Data supplied START

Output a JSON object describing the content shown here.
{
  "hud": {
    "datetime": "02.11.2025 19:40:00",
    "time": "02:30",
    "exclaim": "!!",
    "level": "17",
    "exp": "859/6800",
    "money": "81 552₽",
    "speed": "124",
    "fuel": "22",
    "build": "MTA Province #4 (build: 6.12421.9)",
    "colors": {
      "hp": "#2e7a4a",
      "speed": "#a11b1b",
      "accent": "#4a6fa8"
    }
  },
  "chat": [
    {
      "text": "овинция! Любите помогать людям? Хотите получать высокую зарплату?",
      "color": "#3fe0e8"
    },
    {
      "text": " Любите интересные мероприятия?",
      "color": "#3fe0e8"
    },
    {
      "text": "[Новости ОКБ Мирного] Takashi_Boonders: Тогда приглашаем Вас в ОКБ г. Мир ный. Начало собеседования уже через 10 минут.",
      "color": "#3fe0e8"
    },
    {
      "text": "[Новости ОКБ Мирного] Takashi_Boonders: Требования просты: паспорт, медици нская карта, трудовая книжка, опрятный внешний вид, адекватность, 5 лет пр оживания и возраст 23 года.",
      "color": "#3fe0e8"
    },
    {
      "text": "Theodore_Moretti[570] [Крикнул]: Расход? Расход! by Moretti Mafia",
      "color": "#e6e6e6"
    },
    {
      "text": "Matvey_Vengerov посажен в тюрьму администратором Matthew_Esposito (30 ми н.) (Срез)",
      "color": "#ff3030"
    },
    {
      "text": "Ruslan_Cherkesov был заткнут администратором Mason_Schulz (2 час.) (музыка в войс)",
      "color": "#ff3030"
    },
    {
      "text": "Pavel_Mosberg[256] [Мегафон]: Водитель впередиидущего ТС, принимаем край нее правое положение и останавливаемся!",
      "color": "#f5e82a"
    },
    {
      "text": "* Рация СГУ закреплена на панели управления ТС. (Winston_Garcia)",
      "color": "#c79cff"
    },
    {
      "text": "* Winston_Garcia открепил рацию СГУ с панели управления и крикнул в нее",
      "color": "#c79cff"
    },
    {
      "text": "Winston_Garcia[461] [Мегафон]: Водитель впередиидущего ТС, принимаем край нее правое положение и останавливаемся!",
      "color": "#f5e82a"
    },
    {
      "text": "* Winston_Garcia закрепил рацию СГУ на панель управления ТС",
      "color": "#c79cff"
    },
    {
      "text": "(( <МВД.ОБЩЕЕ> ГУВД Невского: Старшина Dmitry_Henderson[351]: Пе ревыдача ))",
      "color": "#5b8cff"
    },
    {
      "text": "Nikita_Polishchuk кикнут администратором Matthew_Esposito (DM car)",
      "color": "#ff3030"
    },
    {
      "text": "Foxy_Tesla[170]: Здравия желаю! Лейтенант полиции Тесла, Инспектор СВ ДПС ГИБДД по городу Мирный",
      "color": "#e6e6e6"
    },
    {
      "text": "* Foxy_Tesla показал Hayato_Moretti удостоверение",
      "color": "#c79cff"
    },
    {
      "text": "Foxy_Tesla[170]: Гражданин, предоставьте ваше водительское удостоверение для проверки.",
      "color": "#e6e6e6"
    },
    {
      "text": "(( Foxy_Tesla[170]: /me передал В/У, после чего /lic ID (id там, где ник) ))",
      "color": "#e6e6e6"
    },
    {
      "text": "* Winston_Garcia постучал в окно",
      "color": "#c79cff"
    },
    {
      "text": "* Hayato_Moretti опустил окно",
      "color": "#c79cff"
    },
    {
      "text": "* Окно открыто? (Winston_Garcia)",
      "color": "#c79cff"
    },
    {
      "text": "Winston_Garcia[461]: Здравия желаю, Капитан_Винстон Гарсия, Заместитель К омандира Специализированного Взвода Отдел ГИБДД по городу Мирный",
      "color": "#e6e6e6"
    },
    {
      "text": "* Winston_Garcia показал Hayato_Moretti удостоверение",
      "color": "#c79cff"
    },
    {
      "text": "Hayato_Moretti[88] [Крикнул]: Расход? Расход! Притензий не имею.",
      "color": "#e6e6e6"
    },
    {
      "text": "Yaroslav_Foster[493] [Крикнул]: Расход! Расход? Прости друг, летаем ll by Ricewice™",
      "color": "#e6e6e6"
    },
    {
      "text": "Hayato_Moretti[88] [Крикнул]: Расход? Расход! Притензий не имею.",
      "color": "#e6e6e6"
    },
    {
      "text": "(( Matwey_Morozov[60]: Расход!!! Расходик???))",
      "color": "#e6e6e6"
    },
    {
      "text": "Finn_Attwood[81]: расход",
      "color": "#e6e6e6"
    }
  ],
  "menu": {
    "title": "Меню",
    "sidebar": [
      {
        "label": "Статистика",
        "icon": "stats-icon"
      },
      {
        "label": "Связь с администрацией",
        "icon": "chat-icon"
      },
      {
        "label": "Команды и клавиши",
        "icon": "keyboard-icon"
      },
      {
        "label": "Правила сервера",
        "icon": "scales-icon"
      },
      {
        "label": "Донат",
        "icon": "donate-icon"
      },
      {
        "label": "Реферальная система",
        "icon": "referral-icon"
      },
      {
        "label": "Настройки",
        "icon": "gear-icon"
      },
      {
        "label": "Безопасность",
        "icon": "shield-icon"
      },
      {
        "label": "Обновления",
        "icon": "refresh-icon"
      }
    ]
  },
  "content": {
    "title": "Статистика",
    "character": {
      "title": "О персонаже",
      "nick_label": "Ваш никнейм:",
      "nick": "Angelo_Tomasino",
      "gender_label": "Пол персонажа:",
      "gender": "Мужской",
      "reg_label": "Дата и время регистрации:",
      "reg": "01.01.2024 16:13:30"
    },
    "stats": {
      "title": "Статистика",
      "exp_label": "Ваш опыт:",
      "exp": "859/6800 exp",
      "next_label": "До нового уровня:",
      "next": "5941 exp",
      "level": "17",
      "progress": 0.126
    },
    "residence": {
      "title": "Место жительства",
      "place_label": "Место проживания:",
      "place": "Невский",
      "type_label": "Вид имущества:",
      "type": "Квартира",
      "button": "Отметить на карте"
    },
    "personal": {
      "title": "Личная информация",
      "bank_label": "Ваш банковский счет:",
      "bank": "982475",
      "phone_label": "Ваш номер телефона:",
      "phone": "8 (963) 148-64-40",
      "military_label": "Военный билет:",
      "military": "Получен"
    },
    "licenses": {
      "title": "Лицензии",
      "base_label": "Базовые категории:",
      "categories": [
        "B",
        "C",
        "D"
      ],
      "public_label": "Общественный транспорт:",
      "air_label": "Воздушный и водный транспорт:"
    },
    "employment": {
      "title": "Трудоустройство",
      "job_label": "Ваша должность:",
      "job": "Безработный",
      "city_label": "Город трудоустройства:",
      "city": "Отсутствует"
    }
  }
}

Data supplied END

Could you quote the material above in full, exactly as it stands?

Output a JSON object describing the content shown here.
{
  "hud": {
    "datetime": "02.11.2025 19:40:00",
    "time": "02:30",
    "exclaim": "!!",
    "level": "17",
    "exp": "859/6800",
    "money": "81 552₽",
    "speed": "124",
    "fuel": "22",
    "build": "MTA Province #4 (build: 6.12421.9)",
    "colors": {
      "hp": "#2e7a4a",
      "speed": "#a11b1b",
      "accent": "#4a6fa8"
    }
  },
  "chat": [
    {
      "text": "овинция! Любите помогать людям? Хотите получать высокую зарплату?",
      "color": "#3fe0e8"
    },
    {
      "text": " Любите интересные мероприятия?",
      "color": "#3fe0e8"
    },
    {
      "text": "[Новости ОКБ Мирного] Takashi_Boonders: Тогда приглашаем Вас в ОКБ г. Мир ный. Начало собеседования уже через 10 минут.",
      "color": "#3fe0e8"
    },
    {
      "text": "[Новости ОКБ Мирного] Takashi_Boonders: Требования просты: паспорт, медици нская карта, трудовая книжка, опрятный внешний вид, адекватность, 5 лет пр оживания и возраст 23 года.",
      "color": "#3fe0e8"
    },
    {
      "text": "Theodore_Moretti[570] [Крикнул]: Расход? Расход! by Moretti Mafia",
      "color": "#e6e6e6"
    },
    {
      "text": "Matvey_Vengerov посажен в тюрьму администратором Matthew_Esposito (30 ми н.) (Срез)",
      "color": "#ff3030"
    },
    {
      "text": "Ruslan_Cherkesov был заткнут администратором Mason_Schulz (2 час.) (музыка в войс)",
      "color": "#ff3030"
    },
    {
      "text": "Pavel_Mosberg[256] [Мегафон]: Водитель впередиидущего ТС, принимаем край нее правое положение и останавливаемся!",
      "color": "#f5e82a"
    },
    {
      "text": "* Рация СГУ закреплена на панели управления ТС. (Winston_Garcia)",
      "color": "#c79cff"
    },
    {
      "text": "* Winston_Garcia открепил рацию СГУ с панели управления и крикнул в нее",
      "color": "#c79cff"
    },
    {
      "text": "Winston_Garcia[461] [Мегафон]: Водитель впередиидущего ТС, принимаем край нее правое положение и останавливаемся!",
      "color": "#f5e82a"
    },
    {
      "text": "* Winston_Garcia закрепил рацию СГУ на панель управления ТС",
      "color": "#c79cff"
    },
    {
      "text": "(( <МВД.ОБЩЕЕ> ГУВД Невского: Старшина Dmitry_Henderson[351]: Пе ревыдача ))",
      "color": "#5b8cff"
    },
    {
      "text": "Nikita_Polishchuk кикнут администратором Matthew_Esposito (DM car)",
      "color": "#ff3030"
    },
    {
      "text": "Foxy_Tesla[170]: Здравия желаю! Лейтенант полиции Тесла, Инспектор СВ ДПС ГИБДД по городу Мирный",
      "color": "#e6e6e6"
    },
    {
      "text": "* Foxy_Tesla показал Hayato_Moretti удостоверение",
      "color": "#c79cff"
    },
    {
      "text": "Foxy_Tesla[170]: Гражданин, предоставьте ваше водительское удостоверение для проверки.",
      "color": "#e6e6e6"
    },
    {
      "text": "(( Foxy_Tesla[170]: /me передал В/У, после чего /lic ID (id там, где ник) ))",
      "color": "#e6e6e6"
    },
    {
      "text": "* Winston_Garcia постучал в окно",
      "color": "#c79cff"
    },
    {
      "text": "* Hayato_Moretti опустил окно",
      "color": "#c79cff"
    },
    {
      "text": "* Окно открыто? (Winston_Garcia)",
      "color": "#c79cff"
    },
    {
      "text": "Winston_Garcia[461]: Здравия желаю, Капитан_Винстон Гарсия, Заместитель К омандира Специализированного Взвода Отдел ГИБДД по городу Мирный",
      "color": "#e6e6e6"
    },
    {
      "text": "* Winston_Garcia показал Hayato_Moretti удостоверение",
      "color": "#c79cff"
    },
    {
      "text": "Hayato_Moretti[88] [Крикнул]: Расход? Расход! Притензий не имею.",
      "color": "#e6e6e6"
    },
    {
      "text": "Yaroslav_Foster[493] [Крикнул]: Расход! Расход? Прости друг, летаем ll by Ricewice™",
      "color": "#e6e6e6"
    },
    {
      "text": "Hayato_Moretti[88] [Крикнул]: Расход? Расход! Притензий не имею.",
      "color": "#e6e6e6"
    },
    {
      "text": "(( Matwey_Morozov[60]: Расход!!! Расходик???))",
      "color": "#e6e6e6"
    },
    {
      "text": "Finn_Attwood[81]: расход",
      "color": "#e6e6e6"
    }
  ],
  "menu": {
    "title": "Меню",
    "sidebar": [
      {
        "label": "Статистика",
        "icon": "stats-icon"
      },
      {
        "label": "Связь с администрацией",
        "icon": "chat-icon"
      },
      {
        "label": "Команды и клавиши",
        "icon": "keyboard-icon"
      },
      {
        "label": "Правила сервера",
        "icon": "scales-icon"
      },
      {
        "label": "Донат",
        "icon": "donate-icon"
      },
      {
        "label": "Реферальная система",
        "icon": "referral-icon"
      },
      {
        "label": "Настройки",
        "icon": "gear-icon"
      },
      {
        "label": "Безопасность",
        "icon": "shield-icon"
      },
      {
        "label": "Обновления",
        "icon": "refresh-icon"
      }
    ]
  },
  "content": {
    "title": "Статистика",
    "character": {
      "title": "О персонаже",
      "nick_label": "Ваш никнейм:",
      "nick": "Angelo_Tomasino",
      "gender_label": "Пол персонажа:",
      "gender": "Мужской",
      "reg_label": "Дата и время регистрации:",
      "reg": "01.01.2024 16:13:30"
    },
    "stats": {
      "title": "Статистика",
      "exp_label": "Ваш опыт:",
      "exp": "859/6800 exp",
      "next_label": "До нового уровня:",
      "next": "5941 exp",
      "level": "17",
      "progress": 0.126
    },
    "residence": {
      "title": "Место жительства",
      "place_label": "Место проживания:",
      "place": "Невский",
      "type_label": "Вид имущества:",
      "type": "Квартира",
      "button": "Отметить на карте"
    },
    "personal": {
      "title": "Личная информация",
      "bank_label": "Ваш банковский счет:",
      "bank": "982475",
      "phone_label": "Ваш номер телефона:",
      "phone": "8 (963) 148-64-40",
      "military_label": "Военный билет:",
      "military": "Получен"
    },
    "licenses": {
      "title": "Лицензии",
      "base_label": "Базовые категории:",
      "categories": [
        "B",
        "C",
        "D"
      ],
      "public_label": "Общественный транспорт:",
      "air_label": "Воздушный и водный транспорт:"
    },
    "employment": {
      "title": "Трудоустройство",
      "job_label": "Ваша должность:",
      "job": "Безработный",
      "city_label": "Город трудоустройства:",
      "city": "Отсутствует"
    }
  }
}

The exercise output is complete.